President Biden—amidst what has become a deadly crisis on a national scale—has focused intensively on neutralizing the COVID pandemic through an aggressive program to vaccinate all American citizens. He has, in fact, directed the intelligence community to explore the origins of the virus, but he has not echoed the pejorative references used by Trump. At the same time, he has sustained a sharp focus on China, explicitly stating that the US is in a great power competition with China; he has made this the centerpiece of his interim National Security Strategy directive, which he published in March, within weeks of taking office.
The challenge facing President Biden is to manage the emotions that stem from the raw dynamics of domestic policy, colored by the sense of crisis and of loss, while retaining the flexibility to manage a sophisticated foreign policy at a transformative stage in world history.
China is a huge challenge. It has a massive, voracious, and rapidly growing market of 1.4 billion consumers compared to only 330 million American consumers. For more than 40 years, since the days of Deng Xioaping, the PRC leadership has embraced and adhered to a form of state capitalism, presided over a staggering rate of growth, and placed the full resources and authority of the government behind public and quasi-private Chinese corporations. This support includes spying on foreign corporations, leveraging national cyber assets to gain commercial and technological advantages, and bending foreign policy to advance Chinese corporate interests.
There can be no grand strategy to deal with China that does not involve close coordination and intimate consultation with allies and partner countries. I know from countless conversations with senior government officials and corporate leaders in Europe and partner countries in Asia that they share the American concern about China’s economic nationalism and coercive approach to economic diplomacy. But none of these countries wants to be seen as joining an anti-China coalition. All of them, to varying degrees, have economic ties to China and want to advance those ties in ways that are mutually beneficial. They know that China will retaliate against those economic interests if they join an anti-China crusade. The turn of events in Australia offers a worrying lesson in this respect.

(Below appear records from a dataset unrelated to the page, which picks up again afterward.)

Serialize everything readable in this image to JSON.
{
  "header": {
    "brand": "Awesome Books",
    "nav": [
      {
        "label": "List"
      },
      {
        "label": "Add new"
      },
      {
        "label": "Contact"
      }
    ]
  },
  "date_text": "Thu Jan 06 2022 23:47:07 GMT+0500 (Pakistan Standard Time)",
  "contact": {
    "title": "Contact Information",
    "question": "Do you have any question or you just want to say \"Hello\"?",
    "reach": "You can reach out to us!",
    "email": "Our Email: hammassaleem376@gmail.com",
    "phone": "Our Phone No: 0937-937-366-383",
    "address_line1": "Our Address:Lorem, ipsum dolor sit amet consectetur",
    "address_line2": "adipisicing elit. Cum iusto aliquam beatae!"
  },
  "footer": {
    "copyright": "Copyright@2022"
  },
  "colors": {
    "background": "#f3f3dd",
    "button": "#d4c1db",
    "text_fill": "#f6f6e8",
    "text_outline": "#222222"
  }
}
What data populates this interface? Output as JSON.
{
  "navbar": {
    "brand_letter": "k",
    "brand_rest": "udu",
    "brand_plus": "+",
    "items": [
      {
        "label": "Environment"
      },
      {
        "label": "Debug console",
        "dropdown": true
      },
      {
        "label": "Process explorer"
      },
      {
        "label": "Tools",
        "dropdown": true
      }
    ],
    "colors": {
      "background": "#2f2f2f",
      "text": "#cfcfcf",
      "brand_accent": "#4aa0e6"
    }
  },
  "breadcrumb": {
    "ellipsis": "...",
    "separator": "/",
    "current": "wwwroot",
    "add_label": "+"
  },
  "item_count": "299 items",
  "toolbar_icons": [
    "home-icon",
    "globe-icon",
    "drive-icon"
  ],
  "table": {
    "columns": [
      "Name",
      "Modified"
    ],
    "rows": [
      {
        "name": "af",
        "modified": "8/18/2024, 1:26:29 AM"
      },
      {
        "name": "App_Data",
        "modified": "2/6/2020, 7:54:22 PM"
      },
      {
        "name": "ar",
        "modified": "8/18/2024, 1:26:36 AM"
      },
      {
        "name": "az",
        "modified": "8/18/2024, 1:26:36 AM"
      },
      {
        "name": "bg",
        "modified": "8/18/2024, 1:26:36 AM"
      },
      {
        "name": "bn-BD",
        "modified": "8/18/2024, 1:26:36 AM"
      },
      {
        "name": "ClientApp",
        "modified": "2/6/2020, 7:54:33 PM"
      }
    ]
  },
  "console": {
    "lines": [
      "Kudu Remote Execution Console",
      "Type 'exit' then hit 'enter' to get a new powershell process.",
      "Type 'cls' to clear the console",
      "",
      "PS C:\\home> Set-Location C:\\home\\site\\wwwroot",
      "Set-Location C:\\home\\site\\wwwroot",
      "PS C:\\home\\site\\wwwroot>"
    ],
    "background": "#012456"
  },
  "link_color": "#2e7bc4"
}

Herein lies the Biden conundrum. The political winds in Washington are blowing in an anti-China direction. In political circles, China is widely seen as a threat to America’s future prosperity. Not unlike George F. Kennan’s seminal work at the onset of the Cold War, Graham Allison’s historical analogy—the Thucydides Trap, pitching a status-quo power against an up-and-rising one—has offered a sobering template. But a sophisticated foreign policy strategy to deal with China requires the active partnership of allied countries that do not want to be characterized as anti-China or climbing aboard the US anti-China bandwagon. Political and business leaders in allied countries look to the hot rhetoric coming from the US Congress and fear they will be dragged into the swirl of US domestic politics concerning China.
The Biden team understands this dilemma. President Biden himself is well suited to manage the tension that requires quiet diplomacy and measured public statements. Still, the fractious and disputatious nature of domestic American politics will impinge on foreign policy for years to come. This is Biden’s conundrum.
Yet it is not a challenge for the US alone: Its implications need to be weighed carefully by foreign leaders—politicians, corporate executives, media pundits alike— who understand what could be at stake if Washington’s relations with Beijing continue to take an adversarial aspect.